Dr. Tevis sold the property to the Sacred Heart Novitiate in Los Gatos, who then built Alma College on the site in 1943. Alma College was the first Jesuit Theological Seminary on the West Coast and Governor Jerry Brown was once a student there. 

The Tevis Mansion burned down on New Year's Eve night, 1970 and the property was sold to a Hong Kong casino owner in 1989, when it was slated to be developed as a gold course. According to historical records, Novitiate wine from early Tevas vineyards was used to try to douse earlier fires on the property.

Wine and Immigration - Partners in early vineyard life

The story of our Valley's wine industry exists side-by-side with the stories of immigrants who came to California, not only to follow the Gold Rush and it's related industries, but to escape from wars, revolutions, famine, ethnic repression and extermination, and capture the promise of a better life.
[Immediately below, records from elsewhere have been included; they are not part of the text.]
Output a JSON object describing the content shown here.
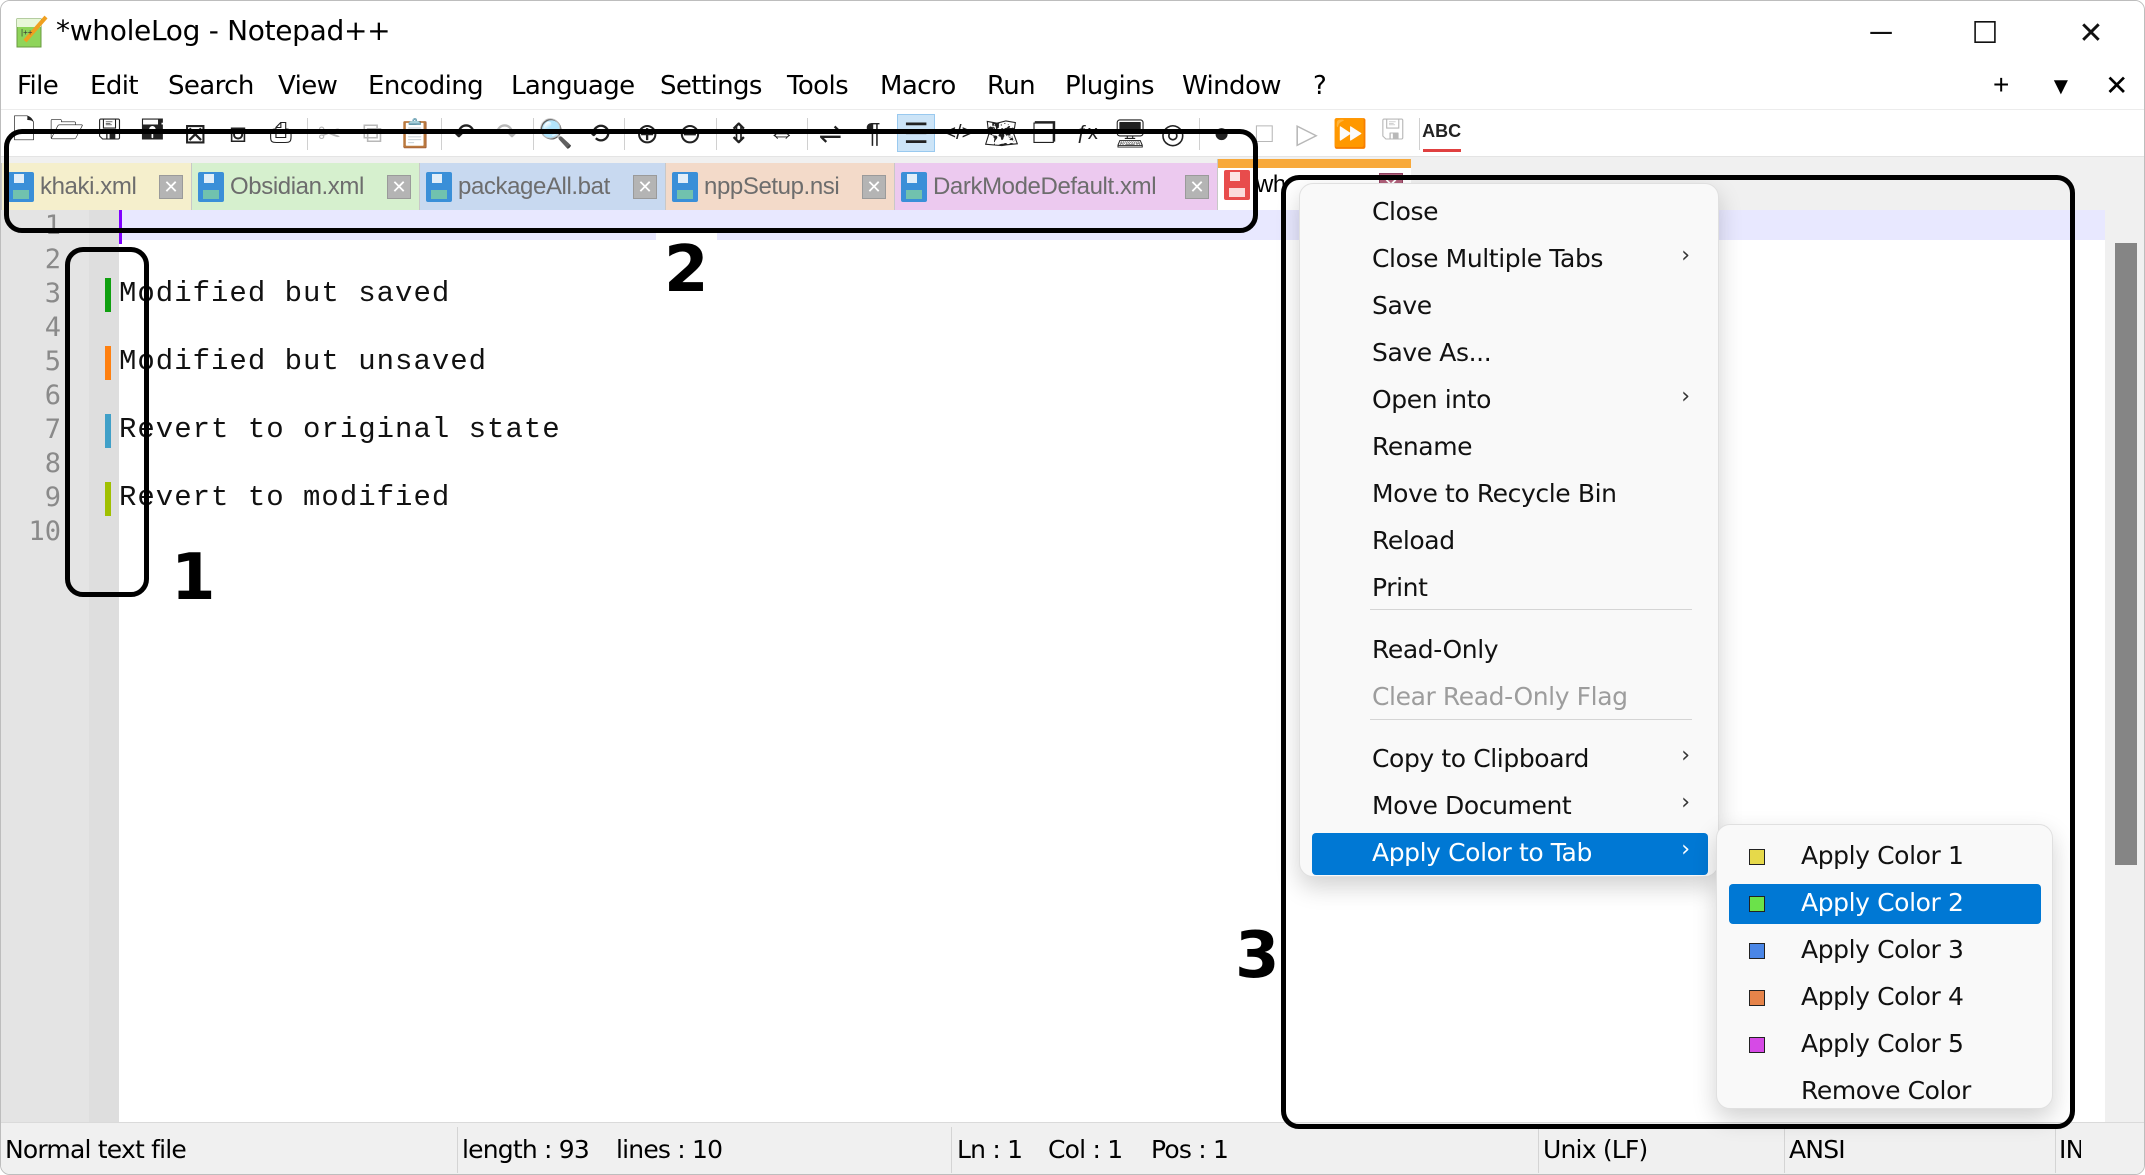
{
  "window": {
    "title": "*wholeLog - Notepad++",
    "controls": {
      "minimize": "─",
      "maximize": "☐",
      "close": "✕"
    }
  },
  "menubar": {
    "items": [
      "File",
      "Edit",
      "Search",
      "View",
      "Encoding",
      "Language",
      "Settings",
      "Tools",
      "Macro",
      "Run",
      "Plugins",
      "Window",
      "?"
    ],
    "right_controls": {
      "new_tab": "+",
      "list_tabs": "▼",
      "close_doc": "✕"
    }
  },
  "toolbar": {
    "icons": [
      {
        "name": "new-file",
        "glyph": "🗋",
        "enabled": true
      },
      {
        "name": "open-file",
        "glyph": "🗁",
        "enabled": true
      },
      {
        "name": "save",
        "glyph": "🖫",
        "enabled": true
      },
      {
        "name": "save-all",
        "glyph": "🖬",
        "enabled": true
      },
      {
        "name": "close",
        "glyph": "⊠",
        "enabled": true
      },
      {
        "name": "close-all",
        "glyph": "⧇",
        "enabled": true
      },
      {
        "name": "print",
        "glyph": "⎙",
        "enabled": true
      },
      {
        "name": "cut",
        "glyph": "✂",
        "enabled": false
      },
      {
        "name": "copy",
        "glyph": "⧉",
        "enabled": false
      },
      {
        "name": "paste",
        "glyph": "📋",
        "enabled": false
      },
      {
        "name": "undo",
        "glyph": "↶",
        "enabled": true
      },
      {
        "name": "redo",
        "glyph": "↷",
        "enabled": false
      },
      {
        "name": "find",
        "glyph": "🔍",
        "enabled": true
      },
      {
        "name": "replace",
        "glyph": "⟲",
        "enabled": true
      },
      {
        "name": "zoom-in",
        "glyph": "⊕",
        "enabled": true
      },
      {
        "name": "zoom-out",
        "glyph": "⊖",
        "enabled": true
      },
      {
        "name": "sync-vertical",
        "glyph": "⇕",
        "enabled": true
      },
      {
        "name": "sync-horizontal",
        "glyph": "⇔",
        "enabled": true
      },
      {
        "name": "word-wrap",
        "glyph": "⇌",
        "enabled": true
      },
      {
        "name": "show-all-chars",
        "glyph": "¶",
        "enabled": true
      },
      {
        "name": "indent-guide",
        "glyph": "☰",
        "enabled": true,
        "active": true
      },
      {
        "name": "xml-tags",
        "glyph": "</>",
        "enabled": true
      },
      {
        "name": "document-map",
        "glyph": "🗺",
        "enabled": true
      },
      {
        "name": "document-list",
        "glyph": "❐",
        "enabled": true
      },
      {
        "name": "function-list",
        "glyph": "ƒx",
        "enabled": true
      },
      {
        "name": "folder-workspace",
        "glyph": "🖥",
        "enabled": true
      },
      {
        "name": "monitoring",
        "glyph": "◎",
        "enabled": true
      },
      {
        "name": "macro-record",
        "glyph": "●",
        "enabled": true
      },
      {
        "name": "macro-stop",
        "glyph": "□",
        "enabled": false
      },
      {
        "name": "macro-play",
        "glyph": "▷",
        "enabled": false
      },
      {
        "name": "macro-run-multiple",
        "glyph": "⏩",
        "enabled": true
      },
      {
        "name": "macro-save",
        "glyph": "🖫",
        "enabled": false
      },
      {
        "name": "spell-check",
        "glyph": "ABC",
        "enabled": true
      }
    ]
  },
  "tabs": [
    {
      "label": "khaki.xml",
      "bg": "#f5efcc",
      "icon_color": "#3a8fd8",
      "active": false
    },
    {
      "label": "Obsidian.xml",
      "bg": "#d6f0ce",
      "icon_color": "#3a8fd8",
      "active": false
    },
    {
      "label": "packageAll.bat",
      "bg": "#c8d9f0",
      "icon_color": "#3a8fd8",
      "active": false
    },
    {
      "label": "nppSetup.nsi",
      "bg": "#f3dac9",
      "icon_color": "#3a8fd8",
      "active": false
    },
    {
      "label": "DarkModeDefault.xml",
      "bg": "#ecc9ef",
      "icon_color": "#3a8fd8",
      "active": false
    },
    {
      "label": "wholeLog",
      "bg": "#ffffff",
      "icon_color": "#e84c4c",
      "active": true
    }
  ],
  "editor": {
    "line_numbers": [
      "1",
      "2",
      "3",
      "4",
      "5",
      "6",
      "7",
      "8",
      "9",
      "10"
    ],
    "lines": [
      "",
      "",
      "Modified but saved",
      "",
      "Modified but unsaved",
      "",
      "Revert to original state",
      "",
      "Revert to modified",
      ""
    ],
    "change_markers": [
      {
        "line": 3,
        "color": "#10a010"
      },
      {
        "line": 5,
        "color": "#ff8010"
      },
      {
        "line": 7,
        "color": "#40a0c8"
      },
      {
        "line": 9,
        "color": "#a0c000"
      }
    ]
  },
  "context_menu": {
    "items": [
      {
        "label": "Close",
        "submenu": false
      },
      {
        "label": "Close Multiple Tabs",
        "submenu": true
      },
      {
        "label": "Save",
        "submenu": false
      },
      {
        "label": "Save As...",
        "submenu": false
      },
      {
        "label": "Open into",
        "submenu": true
      },
      {
        "label": "Rename",
        "submenu": false
      },
      {
        "label": "Move to Recycle Bin",
        "submenu": false
      },
      {
        "label": "Reload",
        "submenu": false
      },
      {
        "label": "Print",
        "submenu": false
      },
      {
        "label": "Read-Only",
        "submenu": false
      },
      {
        "label": "Clear Read-Only Flag",
        "submenu": false,
        "disabled": true
      },
      {
        "label": "Copy to Clipboard",
        "submenu": true
      },
      {
        "label": "Move Document",
        "submenu": true
      },
      {
        "label": "Apply Color to Tab",
        "submenu": true,
        "highlighted": true
      }
    ],
    "arrow_glyph": "›"
  },
  "color_submenu": {
    "items": [
      {
        "label": "Apply Color 1",
        "swatch": "#e6d94a"
      },
      {
        "label": "Apply Color 2",
        "swatch": "#6be24a",
        "highlighted": true
      },
      {
        "label": "Apply Color 3",
        "swatch": "#4a86e6"
      },
      {
        "label": "Apply Color 4",
        "swatch": "#e6844a"
      },
      {
        "label": "Apply Color 5",
        "swatch": "#d64ae6"
      },
      {
        "label": "Remove Color",
        "swatch": null
      }
    ]
  },
  "statusbar": {
    "file_type": "Normal text file",
    "length": "length : 93",
    "lines": "lines : 10",
    "ln": "Ln : 1",
    "col": "Col : 1",
    "pos": "Pos : 1",
    "eol": "Unix (LF)",
    "encoding": "ANSI",
    "mode": "INS"
  },
  "annotations": [
    "1",
    "2",
    "3"
  ],
  "colors": {
    "accent": "#0078d4",
    "active_tab_accent": "#f8a93a",
    "current_line": "#e8e8ff",
    "caret": "#8000ff"
  }
}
That story continues today, although the industries now have changed to a more diverse economic culture.

"Californian Burgundy"
Yosemite Poster 
London Wine Merchants
Development of the local Wine industry at Old Almaden Winery in 1852, created a cultural phenomenon in the Bay Area allowing our region to become a Mecca for food and wine lovers, wine retreats, wine and cooking weekends, Wine and Art festivals, wine tasting tours, and wine history, just over two centuries since the first Mission grape was harvested for sacramental wine at Mission San Jose, now located in Fremont. 
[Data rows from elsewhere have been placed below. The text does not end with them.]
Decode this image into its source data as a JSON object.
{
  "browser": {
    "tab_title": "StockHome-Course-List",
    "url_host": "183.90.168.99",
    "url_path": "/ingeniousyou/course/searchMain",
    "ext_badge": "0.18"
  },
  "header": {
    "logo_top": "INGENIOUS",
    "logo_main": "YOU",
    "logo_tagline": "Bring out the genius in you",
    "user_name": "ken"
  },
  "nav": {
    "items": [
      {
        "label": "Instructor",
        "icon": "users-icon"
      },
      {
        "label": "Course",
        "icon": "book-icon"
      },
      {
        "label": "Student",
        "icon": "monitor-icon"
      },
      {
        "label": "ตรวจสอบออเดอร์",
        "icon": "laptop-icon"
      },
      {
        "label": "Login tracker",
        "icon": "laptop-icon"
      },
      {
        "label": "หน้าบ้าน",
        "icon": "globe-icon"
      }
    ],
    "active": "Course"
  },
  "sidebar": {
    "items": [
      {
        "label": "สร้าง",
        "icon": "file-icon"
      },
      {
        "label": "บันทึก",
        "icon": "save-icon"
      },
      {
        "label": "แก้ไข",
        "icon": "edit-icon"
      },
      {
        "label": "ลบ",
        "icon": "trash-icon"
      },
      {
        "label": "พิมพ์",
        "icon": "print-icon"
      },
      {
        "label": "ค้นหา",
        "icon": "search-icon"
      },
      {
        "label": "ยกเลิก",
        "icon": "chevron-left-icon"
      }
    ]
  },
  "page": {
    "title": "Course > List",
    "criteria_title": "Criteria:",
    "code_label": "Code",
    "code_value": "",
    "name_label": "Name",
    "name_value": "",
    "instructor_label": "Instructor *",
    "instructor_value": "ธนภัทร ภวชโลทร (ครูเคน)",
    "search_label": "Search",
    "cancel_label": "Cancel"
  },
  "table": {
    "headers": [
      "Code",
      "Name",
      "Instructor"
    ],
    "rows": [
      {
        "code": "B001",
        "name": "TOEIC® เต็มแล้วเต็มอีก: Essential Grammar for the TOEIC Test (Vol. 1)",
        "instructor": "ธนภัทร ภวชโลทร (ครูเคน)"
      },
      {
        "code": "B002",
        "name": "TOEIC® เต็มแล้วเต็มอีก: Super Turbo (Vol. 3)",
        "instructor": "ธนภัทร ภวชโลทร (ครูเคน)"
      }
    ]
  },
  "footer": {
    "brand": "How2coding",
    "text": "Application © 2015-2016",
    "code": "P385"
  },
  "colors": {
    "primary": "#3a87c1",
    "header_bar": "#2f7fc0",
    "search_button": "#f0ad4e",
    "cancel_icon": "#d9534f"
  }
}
With the addition of Native American, South American and Pacific Rim cultures, plus their traditional foods and new ethnic markets, we have a solid immigrant culinary base with a deep affinity to our local wine culture.

From that shared experience, we have strong local cultural support for organic, sustainable, locally-grown foods, breweries and wineries.
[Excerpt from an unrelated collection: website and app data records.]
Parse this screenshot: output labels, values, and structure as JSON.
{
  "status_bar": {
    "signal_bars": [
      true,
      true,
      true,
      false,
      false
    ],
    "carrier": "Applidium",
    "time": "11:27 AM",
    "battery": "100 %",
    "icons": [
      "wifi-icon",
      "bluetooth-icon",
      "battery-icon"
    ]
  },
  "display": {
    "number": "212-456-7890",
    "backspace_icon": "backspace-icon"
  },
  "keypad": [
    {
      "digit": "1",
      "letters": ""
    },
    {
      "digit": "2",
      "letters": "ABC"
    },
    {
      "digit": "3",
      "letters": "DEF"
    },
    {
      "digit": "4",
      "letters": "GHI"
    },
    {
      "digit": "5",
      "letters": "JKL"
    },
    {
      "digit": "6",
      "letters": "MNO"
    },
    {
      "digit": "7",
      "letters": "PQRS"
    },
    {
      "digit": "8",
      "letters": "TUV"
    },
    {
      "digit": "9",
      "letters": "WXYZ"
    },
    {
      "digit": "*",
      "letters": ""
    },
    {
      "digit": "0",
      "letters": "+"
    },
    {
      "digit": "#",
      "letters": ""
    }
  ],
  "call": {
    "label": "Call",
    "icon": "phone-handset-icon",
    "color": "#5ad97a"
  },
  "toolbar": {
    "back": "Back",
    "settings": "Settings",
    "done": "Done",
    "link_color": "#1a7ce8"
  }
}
It's hard to believe that some of us are only a generation or two away from our own immigrant roots, while some of us are just beginning our journey as today's entrepreneurs. 

Our wine history shares much of it's past with Santa Cruz, Sonoma and Napa Counties, where Santa Clara Valley families moved their wine making facilities after Prohibition and the housing boom here in the 1950's. If you explore those Santa Cruz, Sonoma and Napa Valley family names, you will see a similar salute to rugged and determined immigrant families who brought their native skills to the wines and vines of California, then stayed on to build civic centers, libraries, hospitals, and community places of pride and service, for today's families.


For more information about California Wine History, please explore the wonderful books by Charles L. Sullivan who taught a Wine History course at De Anza College for many years, and who was honored by the Wine Literary Foundation in 2008 for his exhaustive and intelligent work as a regional wine historian. 


(1) Historic San Jose: Tales of Naglee Park, Second Revised Edition by Jack Douglas: A project of the Campus Community Association. (Page 23, "Naglee Brandy" Chapter.) Published by Campus Community Association, c. 2001, ISBN 0-9668707-2-7
(Articles originally appeared in the Campus Community Association Ne

---Catherine Alexander Bright,